[Data supplied Boundary: Start]

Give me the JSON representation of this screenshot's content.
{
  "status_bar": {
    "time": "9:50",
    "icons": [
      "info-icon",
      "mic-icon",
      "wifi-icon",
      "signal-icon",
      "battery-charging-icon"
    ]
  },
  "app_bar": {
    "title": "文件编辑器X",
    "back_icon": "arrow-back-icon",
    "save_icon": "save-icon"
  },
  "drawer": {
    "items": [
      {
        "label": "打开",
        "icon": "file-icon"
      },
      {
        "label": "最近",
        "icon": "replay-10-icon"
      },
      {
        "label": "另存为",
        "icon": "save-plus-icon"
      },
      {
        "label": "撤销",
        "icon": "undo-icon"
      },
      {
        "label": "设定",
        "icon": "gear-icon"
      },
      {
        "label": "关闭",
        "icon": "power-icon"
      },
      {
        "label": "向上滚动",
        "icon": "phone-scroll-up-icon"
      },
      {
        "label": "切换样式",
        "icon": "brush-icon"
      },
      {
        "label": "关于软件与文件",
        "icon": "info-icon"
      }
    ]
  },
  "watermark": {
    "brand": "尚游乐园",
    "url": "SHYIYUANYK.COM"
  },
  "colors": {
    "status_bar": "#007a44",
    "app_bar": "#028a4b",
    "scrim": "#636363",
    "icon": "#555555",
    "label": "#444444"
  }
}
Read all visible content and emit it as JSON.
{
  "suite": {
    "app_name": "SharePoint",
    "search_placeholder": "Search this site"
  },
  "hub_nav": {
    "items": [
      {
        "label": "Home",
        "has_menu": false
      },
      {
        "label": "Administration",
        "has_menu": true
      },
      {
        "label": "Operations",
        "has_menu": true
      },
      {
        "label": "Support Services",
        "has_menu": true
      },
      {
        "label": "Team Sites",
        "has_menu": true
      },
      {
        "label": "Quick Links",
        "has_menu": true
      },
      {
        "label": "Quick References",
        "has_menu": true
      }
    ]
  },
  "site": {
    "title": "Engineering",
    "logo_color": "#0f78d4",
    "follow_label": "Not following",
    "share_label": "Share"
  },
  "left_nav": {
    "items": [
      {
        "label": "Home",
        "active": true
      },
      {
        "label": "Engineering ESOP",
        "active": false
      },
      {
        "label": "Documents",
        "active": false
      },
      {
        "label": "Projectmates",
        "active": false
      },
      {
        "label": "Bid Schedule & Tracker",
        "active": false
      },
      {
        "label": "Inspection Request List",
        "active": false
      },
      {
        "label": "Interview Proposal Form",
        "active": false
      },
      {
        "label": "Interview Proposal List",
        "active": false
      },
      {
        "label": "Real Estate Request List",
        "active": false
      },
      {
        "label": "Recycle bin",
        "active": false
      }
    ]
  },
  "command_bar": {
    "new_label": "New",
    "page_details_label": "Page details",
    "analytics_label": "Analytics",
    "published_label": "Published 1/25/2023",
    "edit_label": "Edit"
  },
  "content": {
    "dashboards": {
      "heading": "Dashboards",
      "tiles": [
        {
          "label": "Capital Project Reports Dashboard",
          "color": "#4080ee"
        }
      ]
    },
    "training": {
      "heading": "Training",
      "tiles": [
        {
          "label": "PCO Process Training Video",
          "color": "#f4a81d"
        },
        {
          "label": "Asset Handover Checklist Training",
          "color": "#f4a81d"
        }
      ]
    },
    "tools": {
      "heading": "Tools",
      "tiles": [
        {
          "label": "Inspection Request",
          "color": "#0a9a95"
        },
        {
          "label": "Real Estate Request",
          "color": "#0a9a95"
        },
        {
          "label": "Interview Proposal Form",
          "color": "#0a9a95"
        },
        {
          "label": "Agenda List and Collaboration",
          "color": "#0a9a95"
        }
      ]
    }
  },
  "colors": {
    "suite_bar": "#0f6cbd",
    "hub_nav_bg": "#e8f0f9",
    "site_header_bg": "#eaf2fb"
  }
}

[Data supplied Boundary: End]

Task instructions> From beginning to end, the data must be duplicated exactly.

Task response>
Give me the JSON representation of this screenshot's content.
{
  "status_bar": {
    "time": "9:50",
    "icons": [
      "info-icon",
      "mic-icon",
      "wifi-icon",
      "signal-icon",
      "battery-charging-icon"
    ]
  },
  "app_bar": {
    "title": "文件编辑器X",
    "back_icon": "arrow-back-icon",
    "save_icon": "save-icon"
  },
  "drawer": {
    "items": [
      {
        "label": "打开",
        "icon": "file-icon"
      },
      {
        "label": "最近",
        "icon": "replay-10-icon"
      },
      {
        "label": "另存为",
        "icon": "save-plus-icon"
      },
      {
        "label": "撤销",
        "icon": "undo-icon"
      },
      {
        "label": "设定",
        "icon": "gear-icon"
      },
      {
        "label": "关闭",
        "icon": "power-icon"
      },
      {
        "label": "向上滚动",
        "icon": "phone-scroll-up-icon"
      },
      {
        "label": "切换样式",
        "icon": "brush-icon"
      },
      {
        "label": "关于软件与文件",
        "icon": "info-icon"
      }
    ]
  },
  "watermark": {
    "brand": "尚游乐园",
    "url": "SHYIYUANYK.COM"
  },
  "colors": {
    "status_bar": "#007a44",
    "app_bar": "#028a4b",
    "scrim": "#636363",
    "icon": "#555555",
    "label": "#444444"
  }
}
Read all visible content and emit it as JSON.
{
  "suite": {
    "app_name": "SharePoint",
    "search_placeholder": "Search this site"
  },
  "hub_nav": {
    "items": [
      {
        "label": "Home",
        "has_menu": false
      },
      {
        "label": "Administration",
        "has_menu": true
      },
      {
        "label": "Operations",
        "has_menu": true
      },
      {
        "label": "Support Services",
        "has_menu": true
      },
      {
        "label": "Team Sites",
        "has_menu": true
      },
      {
        "label": "Quick Links",
        "has_menu": true
      },
      {
        "label": "Quick References",
        "has_menu": true
      }
    ]
  },
  "site": {
    "title": "Engineering",
    "logo_color": "#0f78d4",
    "follow_label": "Not following",
    "share_label": "Share"
  },
  "left_nav": {
    "items": [
      {
        "label": "Home",
        "active": true
      },
      {
        "label": "Engineering ESOP",
        "active": false
      },
      {
        "label": "Documents",
        "active": false
      },
      {
        "label": "Projectmates",
        "active": false
      },
      {
        "label": "Bid Schedule & Tracker",
        "active": false
      },
      {
        "label": "Inspection Request List",
        "active": false
      },
      {
        "label": "Interview Proposal Form",
        "active": false
      },
      {
        "label": "Interview Proposal List",
        "active": false
      },
      {
        "label": "Real Estate Request List",
        "active": false
      },
      {
        "label": "Recycle bin",
        "active": false
      }
    ]
  },
  "command_bar": {
    "new_label": "New",
    "page_details_label": "Page details",
    "analytics_label": "Analytics",
    "published_label": "Published 1/25/2023",
    "edit_label": "Edit"
  },
  "content": {
    "dashboards": {
      "heading": "Dashboards",
      "tiles": [
        {
          "label": "Capital Project Reports Dashboard",
          "color": "#4080ee"
        }
      ]
    },
    "training": {
      "heading": "Training",
      "tiles": [
        {
          "label": "PCO Process Training Video",
          "color": "#f4a81d"
        },
        {
          "label": "Asset Handover Checklist Training",
          "color": "#f4a81d"
        }
      ]
    },
    "tools": {
      "heading": "Tools",
      "tiles": [
        {
          "label": "Inspection Request",
          "color": "#0a9a95"
        },
        {
          "label": "Real Estate Request",
          "color": "#0a9a95"
        },
        {
          "label": "Interview Proposal Form",
          "color": "#0a9a95"
        },
        {
          "label": "Agenda List and Collaboration",
          "color": "#0a9a95"
        }
      ]
    }
  },
  "colors": {
    "suite_bar": "#0f6cbd",
    "hub_nav_bg": "#e8f0f9",
    "site_header_bg": "#eaf2fb"
  }
}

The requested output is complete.